Over the last couple of days, various media outlets have released reports that Adam Lallana is going to be signing an extended contract at Liverpool. The England international first arrived at Anfield in 2014 following a big money move from fellow Premier League side Southampton, and despite a slow start initially he’s gradually become an integral part of the exciting unit that Jürgen Klopp is putting together.
Assessing his performance during this campaign in particular shows that. He’s continued to build on his role as a great presser and attacking facilitator who links things together, while also becoming more consistent when it comes to his previously questionable end product. The total of 14 goals and assists (seven of each) that he has in the league, while slightly higher than you’d expect based on his figures for shots and key passes, is one that no other Liverpool player surpasses. Even when factoring in the lesser playing time of Philippe Coutinho, his nearest competitor when looking at it in ‘per 90 minutes’ terms, he still comes out on top. He’s been very good so far.

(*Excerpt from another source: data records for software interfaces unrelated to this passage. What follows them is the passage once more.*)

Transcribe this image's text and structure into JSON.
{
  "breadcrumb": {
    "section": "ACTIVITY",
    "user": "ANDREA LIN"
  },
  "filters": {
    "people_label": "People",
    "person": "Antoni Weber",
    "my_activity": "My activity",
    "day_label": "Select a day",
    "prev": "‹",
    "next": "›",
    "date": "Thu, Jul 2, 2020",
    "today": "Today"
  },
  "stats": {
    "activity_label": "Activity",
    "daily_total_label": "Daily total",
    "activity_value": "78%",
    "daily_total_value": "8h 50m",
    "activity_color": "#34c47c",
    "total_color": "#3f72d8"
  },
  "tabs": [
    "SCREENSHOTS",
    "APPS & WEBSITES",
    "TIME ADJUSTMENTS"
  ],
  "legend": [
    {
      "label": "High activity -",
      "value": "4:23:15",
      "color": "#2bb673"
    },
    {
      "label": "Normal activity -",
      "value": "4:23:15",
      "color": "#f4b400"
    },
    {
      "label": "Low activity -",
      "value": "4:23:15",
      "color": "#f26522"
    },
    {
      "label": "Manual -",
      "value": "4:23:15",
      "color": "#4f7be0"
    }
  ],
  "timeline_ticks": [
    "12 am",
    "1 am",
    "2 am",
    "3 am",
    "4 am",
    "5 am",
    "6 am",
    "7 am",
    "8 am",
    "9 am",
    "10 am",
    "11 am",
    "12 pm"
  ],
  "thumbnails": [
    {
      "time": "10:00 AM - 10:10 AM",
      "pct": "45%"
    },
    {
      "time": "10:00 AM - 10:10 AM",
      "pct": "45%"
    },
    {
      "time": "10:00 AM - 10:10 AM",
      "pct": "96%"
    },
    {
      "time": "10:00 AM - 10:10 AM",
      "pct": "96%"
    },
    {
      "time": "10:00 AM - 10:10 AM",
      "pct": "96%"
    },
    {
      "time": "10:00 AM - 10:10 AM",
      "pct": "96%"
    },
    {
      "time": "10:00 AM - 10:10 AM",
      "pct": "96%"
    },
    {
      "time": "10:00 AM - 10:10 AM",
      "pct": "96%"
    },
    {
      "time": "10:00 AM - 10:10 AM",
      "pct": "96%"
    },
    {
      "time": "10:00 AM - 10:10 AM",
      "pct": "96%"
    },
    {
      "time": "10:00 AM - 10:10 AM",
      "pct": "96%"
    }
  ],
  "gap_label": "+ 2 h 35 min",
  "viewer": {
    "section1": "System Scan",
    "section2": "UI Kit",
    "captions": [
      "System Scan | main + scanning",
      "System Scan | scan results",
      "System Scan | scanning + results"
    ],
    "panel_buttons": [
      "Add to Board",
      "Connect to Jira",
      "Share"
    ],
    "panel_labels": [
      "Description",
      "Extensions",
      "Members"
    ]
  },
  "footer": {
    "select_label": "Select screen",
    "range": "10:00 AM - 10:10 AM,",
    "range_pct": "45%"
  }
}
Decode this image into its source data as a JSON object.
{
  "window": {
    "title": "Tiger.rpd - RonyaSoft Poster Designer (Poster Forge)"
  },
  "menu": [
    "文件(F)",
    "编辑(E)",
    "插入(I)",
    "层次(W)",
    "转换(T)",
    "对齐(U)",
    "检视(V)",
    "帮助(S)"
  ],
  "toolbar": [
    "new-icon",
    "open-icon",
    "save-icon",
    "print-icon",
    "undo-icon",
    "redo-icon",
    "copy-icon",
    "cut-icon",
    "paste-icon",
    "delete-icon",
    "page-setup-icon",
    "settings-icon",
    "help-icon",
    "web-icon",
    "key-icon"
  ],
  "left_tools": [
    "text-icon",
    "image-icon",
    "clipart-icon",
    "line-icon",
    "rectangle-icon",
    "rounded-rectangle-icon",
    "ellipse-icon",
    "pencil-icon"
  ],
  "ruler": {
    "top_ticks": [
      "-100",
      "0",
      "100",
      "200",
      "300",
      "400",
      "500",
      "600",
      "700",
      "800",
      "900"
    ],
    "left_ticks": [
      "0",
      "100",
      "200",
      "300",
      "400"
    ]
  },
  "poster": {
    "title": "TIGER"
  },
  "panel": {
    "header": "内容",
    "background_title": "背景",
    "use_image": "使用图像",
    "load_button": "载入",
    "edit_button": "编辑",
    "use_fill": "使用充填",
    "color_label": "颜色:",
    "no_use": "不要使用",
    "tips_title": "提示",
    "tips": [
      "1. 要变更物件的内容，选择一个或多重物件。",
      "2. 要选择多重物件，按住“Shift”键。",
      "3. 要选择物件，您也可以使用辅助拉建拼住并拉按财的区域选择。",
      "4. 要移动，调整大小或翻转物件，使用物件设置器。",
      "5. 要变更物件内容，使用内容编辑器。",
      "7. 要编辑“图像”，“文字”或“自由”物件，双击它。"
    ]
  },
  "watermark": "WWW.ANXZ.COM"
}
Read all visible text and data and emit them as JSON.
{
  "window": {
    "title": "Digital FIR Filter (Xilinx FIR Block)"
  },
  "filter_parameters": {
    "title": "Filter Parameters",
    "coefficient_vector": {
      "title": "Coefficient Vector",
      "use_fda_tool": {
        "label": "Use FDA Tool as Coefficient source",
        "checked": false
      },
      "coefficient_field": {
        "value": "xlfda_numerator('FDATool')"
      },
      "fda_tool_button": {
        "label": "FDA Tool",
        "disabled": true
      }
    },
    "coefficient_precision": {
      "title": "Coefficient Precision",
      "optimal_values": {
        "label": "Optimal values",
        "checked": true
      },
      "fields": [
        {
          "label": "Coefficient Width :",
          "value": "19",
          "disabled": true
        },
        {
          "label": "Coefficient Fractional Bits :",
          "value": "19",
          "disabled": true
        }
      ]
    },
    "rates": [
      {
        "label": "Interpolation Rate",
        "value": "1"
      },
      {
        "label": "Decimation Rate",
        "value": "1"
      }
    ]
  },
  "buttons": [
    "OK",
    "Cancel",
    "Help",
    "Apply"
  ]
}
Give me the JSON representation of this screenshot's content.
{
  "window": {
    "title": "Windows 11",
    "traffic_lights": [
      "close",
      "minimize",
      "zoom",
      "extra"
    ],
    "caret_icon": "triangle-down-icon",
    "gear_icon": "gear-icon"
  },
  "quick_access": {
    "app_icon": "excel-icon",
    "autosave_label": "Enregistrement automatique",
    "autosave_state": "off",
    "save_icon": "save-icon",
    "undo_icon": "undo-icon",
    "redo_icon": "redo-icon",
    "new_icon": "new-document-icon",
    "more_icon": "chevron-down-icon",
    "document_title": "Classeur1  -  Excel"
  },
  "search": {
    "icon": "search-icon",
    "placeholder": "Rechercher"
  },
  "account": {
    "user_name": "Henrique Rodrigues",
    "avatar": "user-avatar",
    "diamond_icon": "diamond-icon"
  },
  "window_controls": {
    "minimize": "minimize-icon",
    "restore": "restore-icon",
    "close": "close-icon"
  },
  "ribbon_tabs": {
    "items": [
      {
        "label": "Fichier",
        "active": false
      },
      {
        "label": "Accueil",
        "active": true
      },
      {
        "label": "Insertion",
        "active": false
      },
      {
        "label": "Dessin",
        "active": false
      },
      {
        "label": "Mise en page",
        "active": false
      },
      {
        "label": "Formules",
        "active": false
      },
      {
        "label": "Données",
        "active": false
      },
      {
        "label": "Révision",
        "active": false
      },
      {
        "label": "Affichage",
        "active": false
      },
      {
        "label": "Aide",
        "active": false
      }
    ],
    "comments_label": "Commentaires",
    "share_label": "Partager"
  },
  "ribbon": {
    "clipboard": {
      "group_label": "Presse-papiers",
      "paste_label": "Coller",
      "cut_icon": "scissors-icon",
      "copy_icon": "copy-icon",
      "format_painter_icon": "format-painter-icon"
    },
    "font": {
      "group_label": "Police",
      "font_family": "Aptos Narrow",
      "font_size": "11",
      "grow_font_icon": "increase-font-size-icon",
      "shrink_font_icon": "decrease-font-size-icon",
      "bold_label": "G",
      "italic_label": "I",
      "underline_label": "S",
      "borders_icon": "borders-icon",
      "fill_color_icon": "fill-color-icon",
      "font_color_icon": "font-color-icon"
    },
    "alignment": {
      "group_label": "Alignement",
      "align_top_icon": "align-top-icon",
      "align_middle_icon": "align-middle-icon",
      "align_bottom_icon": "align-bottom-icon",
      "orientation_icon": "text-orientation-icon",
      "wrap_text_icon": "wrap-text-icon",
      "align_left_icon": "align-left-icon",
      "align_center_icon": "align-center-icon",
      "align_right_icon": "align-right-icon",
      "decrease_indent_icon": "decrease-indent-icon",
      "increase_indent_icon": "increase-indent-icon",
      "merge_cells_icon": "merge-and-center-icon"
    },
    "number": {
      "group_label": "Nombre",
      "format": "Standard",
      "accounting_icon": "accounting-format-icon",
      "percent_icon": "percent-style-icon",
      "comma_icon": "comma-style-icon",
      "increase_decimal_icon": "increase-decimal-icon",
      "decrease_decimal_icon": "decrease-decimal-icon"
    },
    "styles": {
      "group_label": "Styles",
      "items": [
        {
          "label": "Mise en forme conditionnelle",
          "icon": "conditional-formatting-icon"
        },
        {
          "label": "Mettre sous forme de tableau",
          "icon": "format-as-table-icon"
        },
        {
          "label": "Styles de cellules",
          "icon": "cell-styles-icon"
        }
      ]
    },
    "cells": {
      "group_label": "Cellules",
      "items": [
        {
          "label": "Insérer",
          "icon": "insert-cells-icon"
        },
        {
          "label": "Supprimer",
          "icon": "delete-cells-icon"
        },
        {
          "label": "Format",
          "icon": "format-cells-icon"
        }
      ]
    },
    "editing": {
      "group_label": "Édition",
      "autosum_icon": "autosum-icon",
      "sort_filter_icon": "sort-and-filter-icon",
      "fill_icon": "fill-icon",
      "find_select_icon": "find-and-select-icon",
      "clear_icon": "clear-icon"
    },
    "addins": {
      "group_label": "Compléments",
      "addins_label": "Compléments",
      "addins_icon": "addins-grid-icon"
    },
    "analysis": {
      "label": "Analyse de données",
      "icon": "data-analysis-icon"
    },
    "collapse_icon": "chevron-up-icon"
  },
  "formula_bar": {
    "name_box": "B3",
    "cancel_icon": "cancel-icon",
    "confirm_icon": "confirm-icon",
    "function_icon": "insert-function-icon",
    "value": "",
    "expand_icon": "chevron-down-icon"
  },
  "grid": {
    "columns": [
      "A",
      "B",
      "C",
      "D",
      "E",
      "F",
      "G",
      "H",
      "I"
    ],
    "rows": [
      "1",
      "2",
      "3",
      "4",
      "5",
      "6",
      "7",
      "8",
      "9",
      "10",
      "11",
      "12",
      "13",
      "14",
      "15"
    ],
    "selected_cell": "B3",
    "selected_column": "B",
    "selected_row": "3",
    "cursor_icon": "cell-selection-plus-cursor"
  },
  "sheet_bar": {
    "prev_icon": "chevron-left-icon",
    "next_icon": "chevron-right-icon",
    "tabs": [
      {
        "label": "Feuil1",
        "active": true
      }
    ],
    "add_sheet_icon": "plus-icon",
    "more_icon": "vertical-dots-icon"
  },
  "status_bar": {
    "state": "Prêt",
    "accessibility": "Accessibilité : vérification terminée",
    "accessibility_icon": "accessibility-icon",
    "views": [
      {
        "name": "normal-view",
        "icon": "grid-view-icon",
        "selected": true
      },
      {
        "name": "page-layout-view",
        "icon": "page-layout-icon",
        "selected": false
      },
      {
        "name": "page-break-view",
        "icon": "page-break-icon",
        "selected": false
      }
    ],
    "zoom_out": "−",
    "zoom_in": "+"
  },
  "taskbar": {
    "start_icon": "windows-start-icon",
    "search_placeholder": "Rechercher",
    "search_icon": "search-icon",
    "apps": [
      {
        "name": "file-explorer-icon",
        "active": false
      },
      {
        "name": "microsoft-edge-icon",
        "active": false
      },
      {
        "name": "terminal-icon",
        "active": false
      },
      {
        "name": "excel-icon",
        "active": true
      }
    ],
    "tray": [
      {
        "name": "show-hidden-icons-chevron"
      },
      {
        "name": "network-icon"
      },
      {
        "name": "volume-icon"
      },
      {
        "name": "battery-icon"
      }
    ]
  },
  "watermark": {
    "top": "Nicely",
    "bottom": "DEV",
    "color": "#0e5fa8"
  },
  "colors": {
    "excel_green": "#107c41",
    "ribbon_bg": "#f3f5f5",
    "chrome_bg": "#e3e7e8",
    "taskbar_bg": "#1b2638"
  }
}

Seeing a team give one of their best performing, most important players a new deal is hardly an unexpected phenomenon. It’s not been long since Coutinho signed an extension there himself, the 24-year-old committing to staying until 2022 in a move that was heavily praised as a real statement of intent by Liverpool. Other, bigger clubs being interested in the Brazilian is no secret, and they’re doing what they can to fend them off for now. Nobody can argue that’s a bad idea. Nobody did.
With Lallana it’s not quite been the same though. Despite his undeniably big role in the side, a quite negative set of opinions has arisen since rumours of the contract broke: £150,000 per week until 2021, the terms which have consistently been touted, being the main reason for that. Currently 28, he’ll be 33 by the time that would expire. And it’s understandable that people aren’t overly keen, because that’s a lot of money and time to tie up in a player who, based on the general ageing curve in the sport, has a good chance of experiencing a natural decline over the next few years.
It brings up an interesting, general thing to think about. When a player is so vital, yet simultaneously has already entered (what is considered as) their prime period and as a result is probably going to be on that downward slope soon enough, at what time do you let go? Or do you do it at all?
It’s tough. Flashback to a year ago this month and a similar situation arose at West Ham with a then 28-year-old Dimitri Payet. Having joined the previous summer and enjoyed a superb start to life in London, his performances got him a big wage increase in February and an extended contract to stay there until 2021. We all know what’s happened with that since, of course. Even when he was by far and away the best player at the club though, there were plenty of notable pros and cons for West Ham to consider when thinking about what to do with him at a similar point in his career to the one Lallana has reached.
One option for the club was to just sell Payet back then. Cashing in on him after Euro 2016, when he was at the most valuable he’s ever been, would’ve provided a highly significant windfall – offering them an opportunity to reinvest a lot of money into the rest of the squad and thus ensure that him potentially ageing badly could never be a problem they had to deal with. On the other hand, though, this was their current star. A fan favourite, club player of the year, and one of the biggest talents Upton Park had seen for a long time. How could they sell him?
And they didn’t. At least, not in the summer anyway. But look at what happened between then and the moment he eventually re-joined Marseille in January. West Ham failed to use Payet staying as a catalyst for encouraging high quality players to join him, the club enduring a frustrating transfer window before then seeing their league form drop following an above expectations performance for long periods of the 2015/16 season. His own showings weren’t as consistent either, and then he was let go for a fairly significant amount less than West Ham might’ve got for him if he were sold in the summer.
Granted, Payet’s unhappiness and desire to move back home isn’t a factor to consider when it comes to Lallana. There are other differences too: like the stature and aims of the clubs involved, and the comparatively greater amount of interest (based on media reports, at least) in the Frenchman at the time of his renewal. As well as wage structures and contrasting views on how well either player might age. Or… well, yeah, there are plenty.
The point is, giving a player a big new deal at this point in their career isn’t as simple a decision to make as it’s often interpreted. A lot of ifs, buts and maybes end up needing to be thought about. Payet’s extension at the time was dubbed by most as a no-brainer, while right now there are plenty who feel the choice to give Lallana his is one that’s being made with no brain. That general consensus proved to be wrong with Payet. Who knows whether it will for Lallana?
What makes sense from a club’s perspective in these situations, though, if they want someone to stick around, is to do more to reduce the risk. Rather than tying ageing players into long-term deals that will take them into the latter stages of their career, be smarter about it. Use incentives to ensure that less damage is done if they do take an untimely downturn. Or attempt to be more on top of organising and scheduling renewals in the first place.
Giving Lallana a new contract of some sort is fair. It’s hard to argue against his performances since Klopp arrived justifying one, and it’s clear that the manager holds him in very high regard. If the reported £150,000 a week until 2021 terms are accurate, though, then they’ve got themselves into a quite precarious position. It’s not something that they – or other clubs for that matter – should look to be repeating.
This article was written by Daniel Butler, the editor of The Tactics Room and the owner of the site's official Twitter account (which you can follow here).